_Records for this exercise:_
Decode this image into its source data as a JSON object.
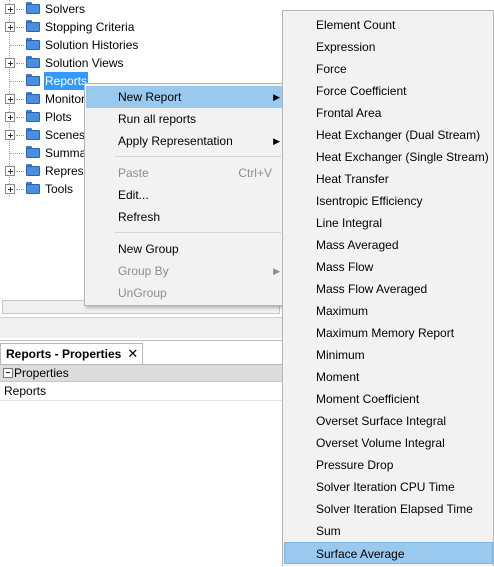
{
  "tree": {
    "items": [
      {
        "label": "Solvers",
        "expandable": true
      },
      {
        "label": "Stopping Criteria",
        "expandable": true
      },
      {
        "label": "Solution Histories",
        "expandable": false
      },
      {
        "label": "Solution Views",
        "expandable": true
      },
      {
        "label": "Reports",
        "expandable": false,
        "selected": true
      },
      {
        "label": "Monitors",
        "expandable": true
      },
      {
        "label": "Plots",
        "expandable": true
      },
      {
        "label": "Scenes",
        "expandable": true
      },
      {
        "label": "Summar",
        "expandable": false
      },
      {
        "label": "Represe",
        "expandable": true
      },
      {
        "label": "Tools",
        "expandable": true
      }
    ]
  },
  "context_menu": {
    "items": [
      {
        "label": "New Report",
        "has_submenu": true,
        "highlighted": true
      },
      {
        "label": "Run all reports"
      },
      {
        "label": "Apply Representation",
        "has_submenu": true
      },
      {
        "separator": true
      },
      {
        "label": "Paste",
        "shortcut": "Ctrl+V",
        "disabled": true
      },
      {
        "label": "Edit..."
      },
      {
        "label": "Refresh"
      },
      {
        "separator": true
      },
      {
        "label": "New Group"
      },
      {
        "label": "Group By",
        "has_submenu": true,
        "disabled": true
      },
      {
        "label": "UnGroup",
        "disabled": true
      }
    ]
  },
  "submenu": {
    "items": [
      "Element Count",
      "Expression",
      "Force",
      "Force Coefficient",
      "Frontal Area",
      "Heat Exchanger (Dual Stream)",
      "Heat Exchanger (Single Stream)",
      "Heat Transfer",
      "Isentropic Efficiency",
      "Line Integral",
      "Mass Averaged",
      "Mass Flow",
      "Mass Flow Averaged",
      "Maximum",
      "Maximum Memory Report",
      "Minimum",
      "Moment",
      "Moment Coefficient",
      "Overset Surface Integral",
      "Overset Volume Integral",
      "Pressure Drop",
      "Solver Iteration CPU Time",
      "Solver Iteration Elapsed Time",
      "Sum",
      "Surface Average"
    ],
    "highlighted": "Surface Average"
  },
  "properties": {
    "tab_label": "Reports - Properties",
    "close_glyph": "✕",
    "section_label": "Properties",
    "row_value": "Reports"
  },
  "colors": {
    "selection": "#3399ff",
    "menu_highlight": "#99c9ef",
    "folder": "#4a8ee0"
  }
}
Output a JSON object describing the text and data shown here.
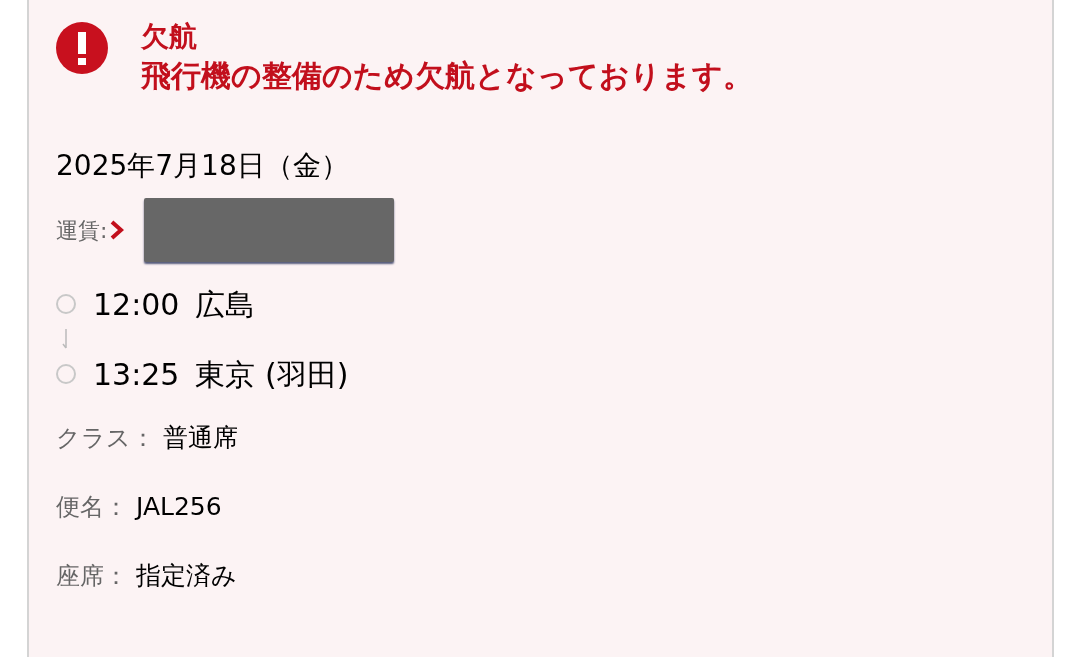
{
  "alert": {
    "title": "欠航",
    "message": "飛行機の整備のため欠航となっております。"
  },
  "date": "2025年7月18日（金）",
  "fare": {
    "label": "運賃:"
  },
  "itinerary": [
    {
      "time": "12:00",
      "place": "広島"
    },
    {
      "time": "13:25",
      "place": "東京 (羽田)"
    }
  ],
  "details": [
    {
      "label": "クラス：",
      "value": "普通席"
    },
    {
      "label": "便名：",
      "value": "JAL256"
    },
    {
      "label": "座席：",
      "value": "指定済み"
    }
  ]
}
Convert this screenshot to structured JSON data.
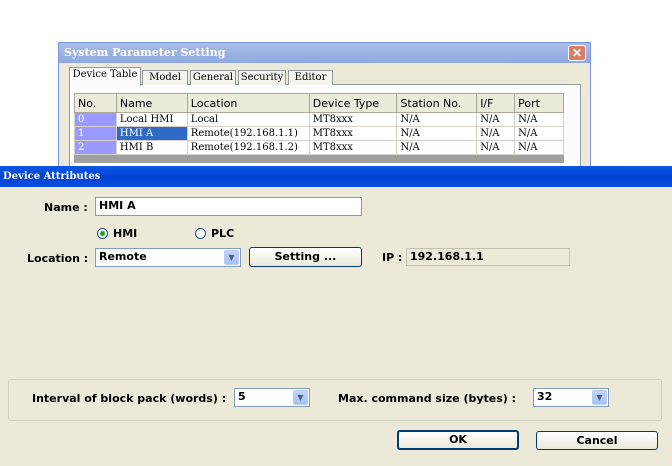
{
  "background_window": {
    "title": "System Parameter Setting",
    "close_glyph": "✕",
    "tabs": [
      "Device Table",
      "Model",
      "General",
      "Security",
      "Editor"
    ],
    "table": {
      "columns": [
        "No.",
        "Name",
        "Location",
        "Device Type",
        "Station No.",
        "I/F",
        "Port"
      ],
      "rows": [
        [
          "0",
          "Local HMI",
          "Local",
          "MT8xxx",
          "N/A",
          "N/A",
          "N/A"
        ],
        [
          "1",
          "HMI A",
          "Remote(192.168.1.1)",
          "MT8xxx",
          "N/A",
          "N/A",
          "N/A"
        ],
        [
          "2",
          "HMI B",
          "Remote(192.168.1.2)",
          "MT8xxx",
          "N/A",
          "N/A",
          "N/A"
        ]
      ],
      "selected_row": 1
    }
  },
  "dialog": {
    "title": "Device Attributes",
    "name_label": "Name :",
    "name_value": "HMI A",
    "radio_hmi": "HMI",
    "radio_plc": "PLC",
    "selected_type": "HMI",
    "location_label": "Location :",
    "location_value": "Remote",
    "setting_button": "Setting ...",
    "ip_label": "IP :",
    "ip_value": "192.168.1.1",
    "interval_label": "Interval of block pack (words) :",
    "interval_value": "5",
    "max_cmd_label": "Max. command size (bytes) :",
    "max_cmd_value": "32",
    "ok_button": "OK",
    "cancel_button": "Cancel",
    "dropdown_glyph": "▼"
  },
  "colors": {
    "titlebar_blue": "#0343d3",
    "dialog_face": "#ece9d8",
    "selection": "#316ac5",
    "index_cell": "#9999ff"
  }
}
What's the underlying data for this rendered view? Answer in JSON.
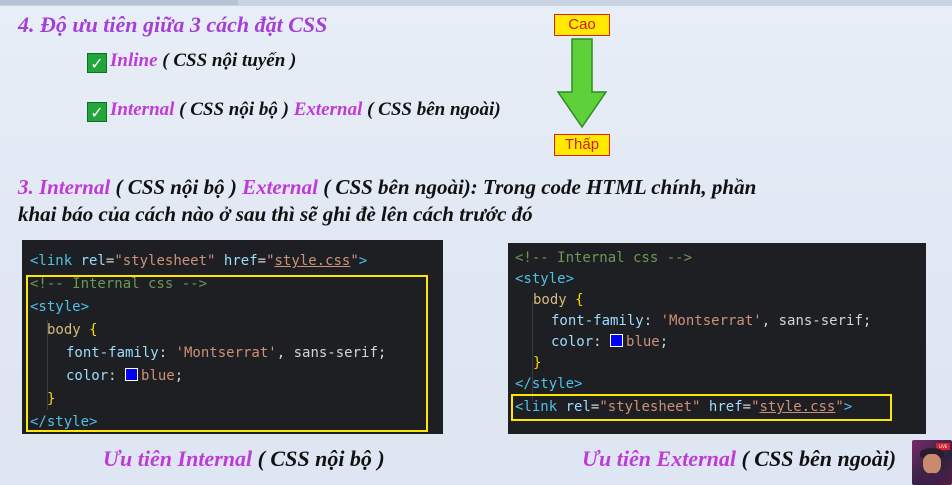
{
  "priority": {
    "heading": "4.   Độ ưu tiên giữa 3 cách đặt CSS",
    "item1": {
      "name": "Inline",
      "note": " ( CSS nội tuyến )"
    },
    "item2": {
      "name1": "Internal",
      "note1": " ( CSS nội bộ ) ",
      "name2": "External",
      "note2": " ( CSS bên ngoài)"
    },
    "high_label": "Cao",
    "low_label": "Thấp",
    "check_glyph": "✓"
  },
  "section3": {
    "prefix": "3. ",
    "internal": "Internal",
    "internal_note": " ( CSS nội bộ ) ",
    "external": "External",
    "rest1": " ( CSS bên ngoài): Trong code HTML chính, phần",
    "line2": "khai báo của cách nào ở sau thì sẽ ghi đè lên cách trước đó"
  },
  "code_left": {
    "link": {
      "open": "<link ",
      "rel_attr": "rel",
      "eq": "=",
      "rel_val": "\"stylesheet\"",
      "href_attr": "href",
      "href_q1": "\"",
      "href_val": "style.css",
      "href_q2": "\"",
      "close": ">"
    },
    "comment": "<!-- Internal css -->",
    "style_open": "<style>",
    "selector": "body",
    "brace_open": " {",
    "prop1": "font-family",
    "colon": ": ",
    "val1": "'Montserrat'",
    "val1b": ", sans-serif",
    "semi": ";",
    "prop2": "color",
    "val2": "blue",
    "brace_close": "}",
    "style_close": "</style>"
  },
  "code_right": {
    "comment": "<!-- Internal css -->",
    "style_open": "<style>",
    "selector": "body",
    "brace_open": " {",
    "prop1": "font-family",
    "colon": ": ",
    "val1": "'Montserrat'",
    "val1b": ", sans-serif",
    "semi": ";",
    "prop2": "color",
    "val2": "blue",
    "brace_close": "}",
    "style_close": "</style>",
    "link": {
      "open": "<link ",
      "rel_attr": "rel",
      "eq": "=",
      "rel_val": "\"stylesheet\"",
      "href_attr": "href",
      "href_q1": "\"",
      "href_val": "style.css",
      "href_q2": "\"",
      "close": ">"
    }
  },
  "captions": {
    "left_prefix": "Ưu tiên ",
    "left_name": "Internal",
    "left_note": " ( CSS nội bộ )",
    "right_prefix": "Ưu tiên ",
    "right_name": "External",
    "right_note": " ( CSS bên ngoài)"
  },
  "colors": {
    "heading_purple": "#a43fd8",
    "accent_magenta": "#c03ad8",
    "highlight_yellow": "#ffe600",
    "arrow_green": "#5ed03a",
    "code_bg": "#1e1f22"
  },
  "avatar_badge": "LIVE"
}
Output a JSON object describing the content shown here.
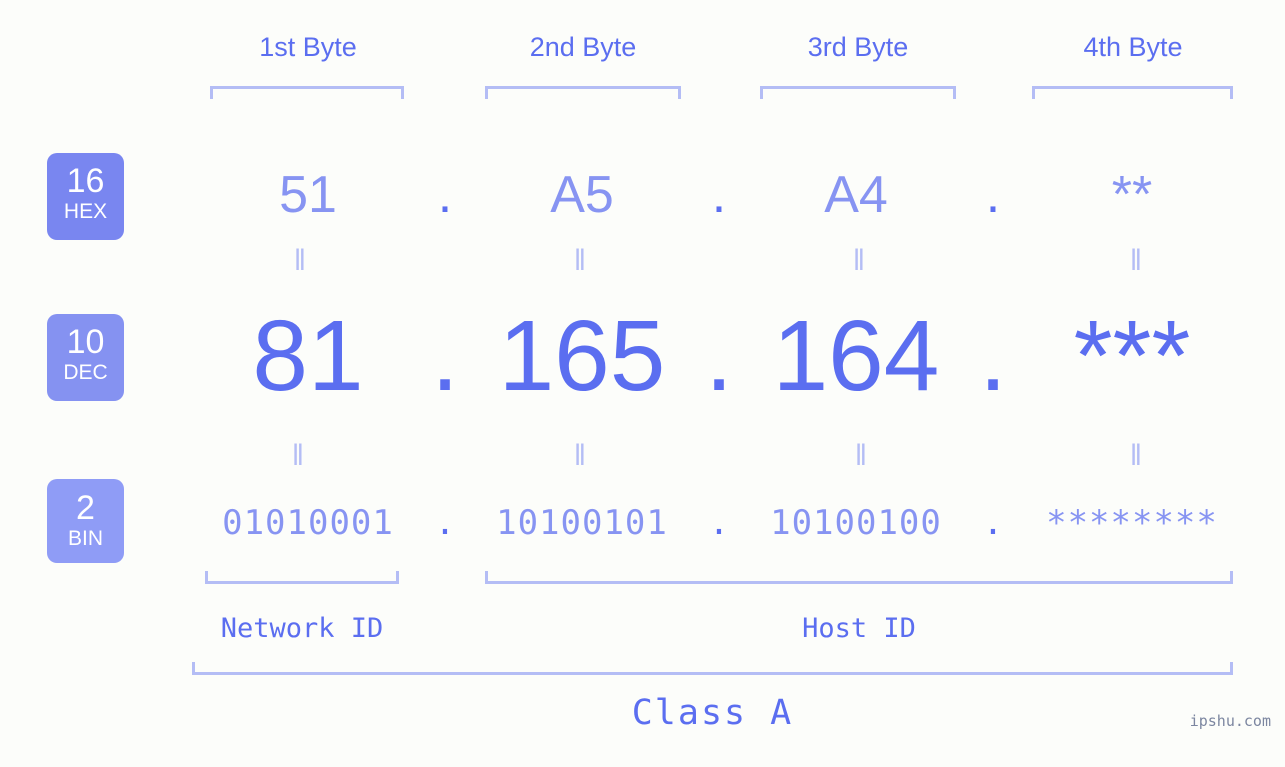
{
  "watermark": "ipshu.com",
  "byte_headers": [
    {
      "label": "1st Byte"
    },
    {
      "label": "2nd Byte"
    },
    {
      "label": "3rd Byte"
    },
    {
      "label": "4th Byte"
    }
  ],
  "bases": [
    {
      "number": "16",
      "abbr": "HEX"
    },
    {
      "number": "10",
      "abbr": "DEC"
    },
    {
      "number": "2",
      "abbr": "BIN"
    }
  ],
  "rows": {
    "hex": {
      "base_number": "16",
      "base_abbr": "HEX",
      "values": [
        "51",
        "A5",
        "A4",
        "**"
      ],
      "separator": "."
    },
    "dec": {
      "base_number": "10",
      "base_abbr": "DEC",
      "values": [
        "81",
        "165",
        "164",
        "***"
      ],
      "separator": "."
    },
    "bin": {
      "base_number": "2",
      "base_abbr": "BIN",
      "values": [
        "01010001",
        "10100101",
        "10100100",
        "********"
      ],
      "separator": "."
    }
  },
  "equality_glyph": "‖",
  "id_sections": [
    {
      "label": "Network ID"
    },
    {
      "label": "Host ID"
    }
  ],
  "class": {
    "label": "Class A"
  },
  "colors": {
    "background": "#fcfdfa",
    "accent_strong": "#5b6ef0",
    "accent_mid": "#8794f2",
    "accent_light": "#b4bdf5",
    "badge_hex": "#7986f0",
    "badge_dec": "#8592f1",
    "badge_bin": "#8f9cf6",
    "watermark": "#7c86a0"
  }
}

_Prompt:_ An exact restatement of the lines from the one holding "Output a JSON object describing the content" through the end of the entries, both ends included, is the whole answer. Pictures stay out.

_Answer to this problem:_
Output a JSON object describing the content shown here.
{
  "watermark": "ipshu.com",
  "byte_headers": [
    {
      "label": "1st Byte"
    },
    {
      "label": "2nd Byte"
    },
    {
      "label": "3rd Byte"
    },
    {
      "label": "4th Byte"
    }
  ],
  "bases": [
    {
      "number": "16",
      "abbr": "HEX"
    },
    {
      "number": "10",
      "abbr": "DEC"
    },
    {
      "number": "2",
      "abbr": "BIN"
    }
  ],
  "rows": {
    "hex": {
      "base_number": "16",
      "base_abbr": "HEX",
      "values": [
        "51",
        "A5",
        "A4",
        "**"
      ],
      "separator": "."
    },
    "dec": {
      "base_number": "10",
      "base_abbr": "DEC",
      "values": [
        "81",
        "165",
        "164",
        "***"
      ],
      "separator": "."
    },
    "bin": {
      "base_number": "2",
      "base_abbr": "BIN",
      "values": [
        "01010001",
        "10100101",
        "10100100",
        "********"
      ],
      "separator": "."
    }
  },
  "equality_glyph": "‖",
  "id_sections": [
    {
      "label": "Network ID"
    },
    {
      "label": "Host ID"
    }
  ],
  "class": {
    "label": "Class A"
  },
  "colors": {
    "background": "#fcfdfa",
    "accent_strong": "#5b6ef0",
    "accent_mid": "#8794f2",
    "accent_light": "#b4bdf5",
    "badge_hex": "#7986f0",
    "badge_dec": "#8592f1",
    "badge_bin": "#8f9cf6",
    "watermark": "#7c86a0"
  }
}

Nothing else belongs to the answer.